§ **Data about app and page elements**:
# # # #
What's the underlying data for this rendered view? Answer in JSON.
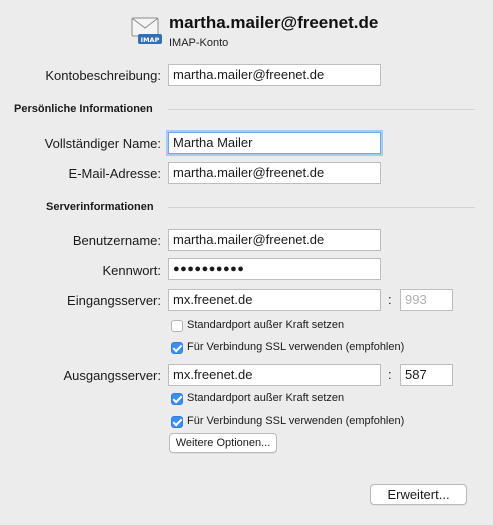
{
  "header": {
    "title": "martha.mailer@freenet.de",
    "subtitle": "IMAP-Konto",
    "icon": "envelope-imap-icon",
    "icon_badge": "IMAP"
  },
  "account_description": {
    "label": "Kontobeschreibung:",
    "value": "martha.mailer@freenet.de"
  },
  "personal": {
    "section_title": "Persönliche Informationen",
    "full_name_label": "Vollständiger Name:",
    "full_name_value": "Martha Mailer",
    "email_label": "E-Mail-Adresse:",
    "email_value": "martha.mailer@freenet.de"
  },
  "server": {
    "section_title": "Serverinformationen",
    "username_label": "Benutzername:",
    "username_value": "martha.mailer@freenet.de",
    "password_label": "Kennwort:",
    "password_value": "●●●●●●●●●●",
    "incoming_label": "Eingangsserver:",
    "incoming_value": "mx.freenet.de",
    "incoming_port": "993",
    "incoming_override_label": "Standardport außer Kraft setzen",
    "incoming_override_checked": false,
    "incoming_ssl_label": "Für Verbindung SSL verwenden (empfohlen)",
    "incoming_ssl_checked": true,
    "outgoing_label": "Ausgangsserver:",
    "outgoing_value": "mx.freenet.de",
    "outgoing_port": "587",
    "outgoing_override_label": "Standardport außer Kraft setzen",
    "outgoing_override_checked": true,
    "outgoing_ssl_label": "Für Verbindung SSL verwenden (empfohlen)",
    "outgoing_ssl_checked": true,
    "more_options_label": "Weitere Optionen...",
    "colon": ":"
  },
  "footer": {
    "advanced_label": "Erweitert..."
  },
  "colors": {
    "background": "#ececec",
    "checkbox_accent": "#3b8ef0",
    "focus_ring": "#a8cbf2"
  }
}
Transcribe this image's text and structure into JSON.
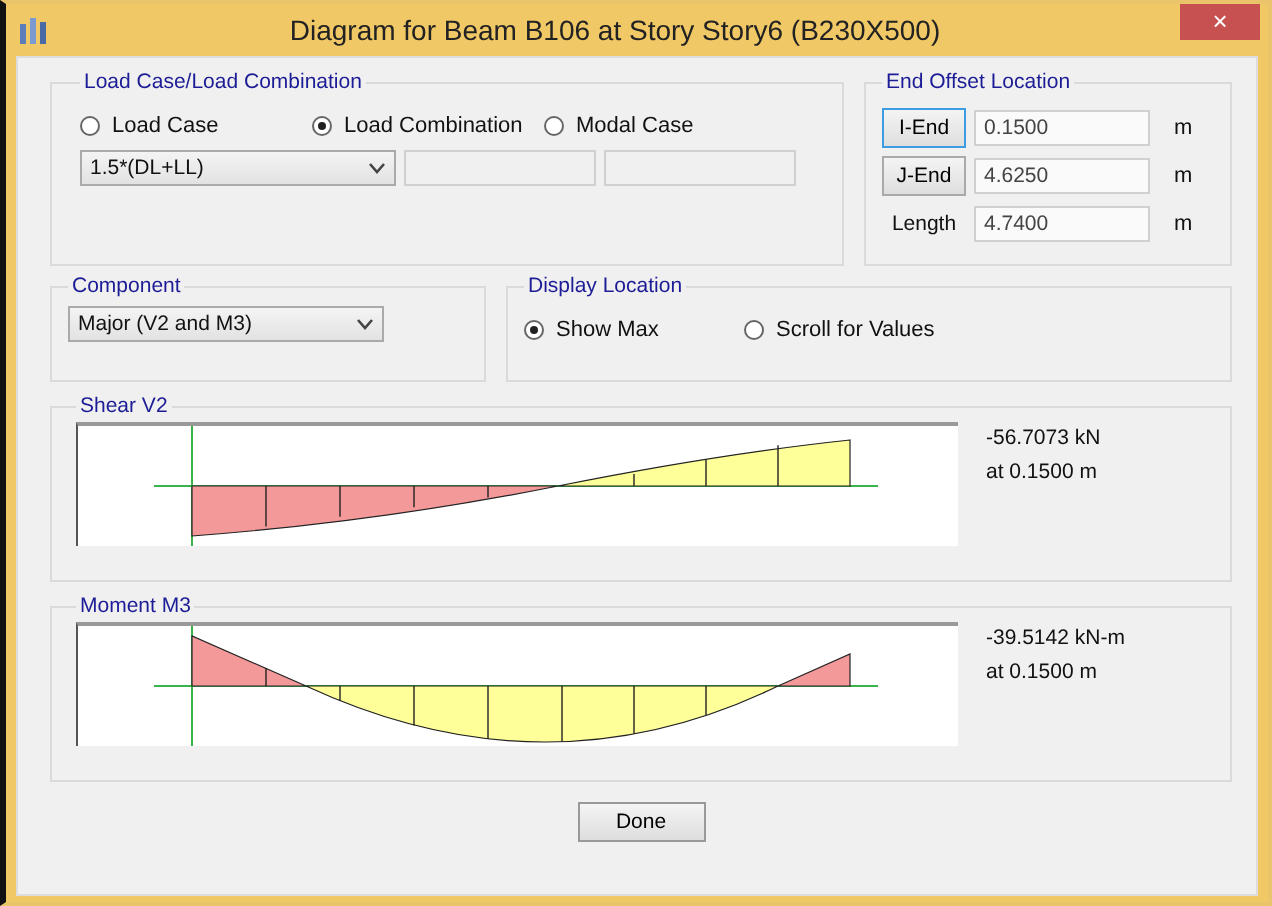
{
  "window": {
    "title": "Diagram for Beam B106 at Story Story6 (B230X500)",
    "close": "×"
  },
  "load_group": {
    "title": "Load Case/Load Combination",
    "options": [
      {
        "label": "Load Case",
        "selected": false
      },
      {
        "label": "Load Combination",
        "selected": true
      },
      {
        "label": "Modal Case",
        "selected": false
      }
    ],
    "combo": "1.5*(DL+LL)"
  },
  "end_offset": {
    "title": "End Offset Location",
    "rows": [
      {
        "kind": "button",
        "label": "I-End",
        "focused": true,
        "value": "0.1500",
        "unit": "m"
      },
      {
        "kind": "button",
        "label": "J-End",
        "focused": false,
        "value": "4.6250",
        "unit": "m"
      },
      {
        "kind": "label",
        "label": "Length",
        "value": "4.7400",
        "unit": "m"
      }
    ]
  },
  "component": {
    "title": "Component",
    "value": "Major (V2 and M3)"
  },
  "display_location": {
    "title": "Display Location",
    "options": [
      {
        "label": "Show Max",
        "selected": true
      },
      {
        "label": "Scroll for Values",
        "selected": false
      }
    ]
  },
  "diagrams": [
    {
      "kind": "shear",
      "title": "Shear V2",
      "reading": "-56.7073 kN",
      "location": "at 0.1500 m"
    },
    {
      "kind": "moment",
      "title": "Moment M3",
      "reading": "-39.5142 kN-m",
      "location": "at 0.1500 m"
    }
  ],
  "buttons": [
    "Done"
  ]
}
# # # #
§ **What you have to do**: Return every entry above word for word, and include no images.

§ **Answer space**:
What's the underlying data for this rendered view? Answer in JSON.
{
  "header": {
    "title": "martha.mailer@freenet.de",
    "subtitle": "IMAP-Konto",
    "icon": "envelope-imap-icon",
    "icon_badge": "IMAP"
  },
  "account_description": {
    "label": "Kontobeschreibung:",
    "value": "martha.mailer@freenet.de"
  },
  "personal": {
    "section_title": "Persönliche Informationen",
    "full_name_label": "Vollständiger Name:",
    "full_name_value": "Martha Mailer",
    "email_label": "E-Mail-Adresse:",
    "email_value": "martha.mailer@freenet.de"
  },
  "server": {
    "section_title": "Serverinformationen",
    "username_label": "Benutzername:",
    "username_value": "martha.mailer@freenet.de",
    "password_label": "Kennwort:",
    "password_value": "●●●●●●●●●●",
    "incoming_label": "Eingangsserver:",
    "incoming_value": "mx.freenet.de",
    "incoming_port": "993",
    "incoming_override_label": "Standardport außer Kraft setzen",
    "incoming_override_checked": false,
    "incoming_ssl_label": "Für Verbindung SSL verwenden (empfohlen)",
    "incoming_ssl_checked": true,
    "outgoing_label": "Ausgangsserver:",
    "outgoing_value": "mx.freenet.de",
    "outgoing_port": "587",
    "outgoing_override_label": "Standardport außer Kraft setzen",
    "outgoing_override_checked": true,
    "outgoing_ssl_label": "Für Verbindung SSL verwenden (empfohlen)",
    "outgoing_ssl_checked": true,
    "more_options_label": "Weitere Optionen...",
    "colon": ":"
  },
  "footer": {
    "advanced_label": "Erweitert..."
  },
  "colors": {
    "background": "#ececec",
    "checkbox_accent": "#3b8ef0",
    "focus_ring": "#a8cbf2"
  }
}
Transcribe this image's text and structure into JSON.
{
  "window": {
    "title": "Diagram for Beam B106 at Story Story6 (B230X500)",
    "close": "×"
  },
  "load_group": {
    "title": "Load Case/Load Combination",
    "options": [
      {
        "label": "Load Case",
        "selected": false
      },
      {
        "label": "Load Combination",
        "selected": true
      },
      {
        "label": "Modal Case",
        "selected": false
      }
    ],
    "combo": "1.5*(DL+LL)"
  },
  "end_offset": {
    "title": "End Offset Location",
    "rows": [
      {
        "kind": "button",
        "label": "I-End",
        "focused": true,
        "value": "0.1500",
        "unit": "m"
      },
      {
        "kind": "button",
        "label": "J-End",
        "focused": false,
        "value": "4.6250",
        "unit": "m"
      },
      {
        "kind": "label",
        "label": "Length",
        "value": "4.7400",
        "unit": "m"
      }
    ]
  },
  "component": {
    "title": "Component",
    "value": "Major (V2 and M3)"
  },
  "display_location": {
    "title": "Display Location",
    "options": [
      {
        "label": "Show Max",
        "selected": true
      },
      {
        "label": "Scroll for Values",
        "selected": false
      }
    ]
  },
  "diagrams": [
    {
      "kind": "shear",
      "title": "Shear V2",
      "reading": "-56.7073 kN",
      "location": "at 0.1500 m"
    },
    {
      "kind": "moment",
      "title": "Moment M3",
      "reading": "-39.5142 kN-m",
      "location": "at 0.1500 m"
    }
  ],
  "buttons": [
    "Done"
  ]
}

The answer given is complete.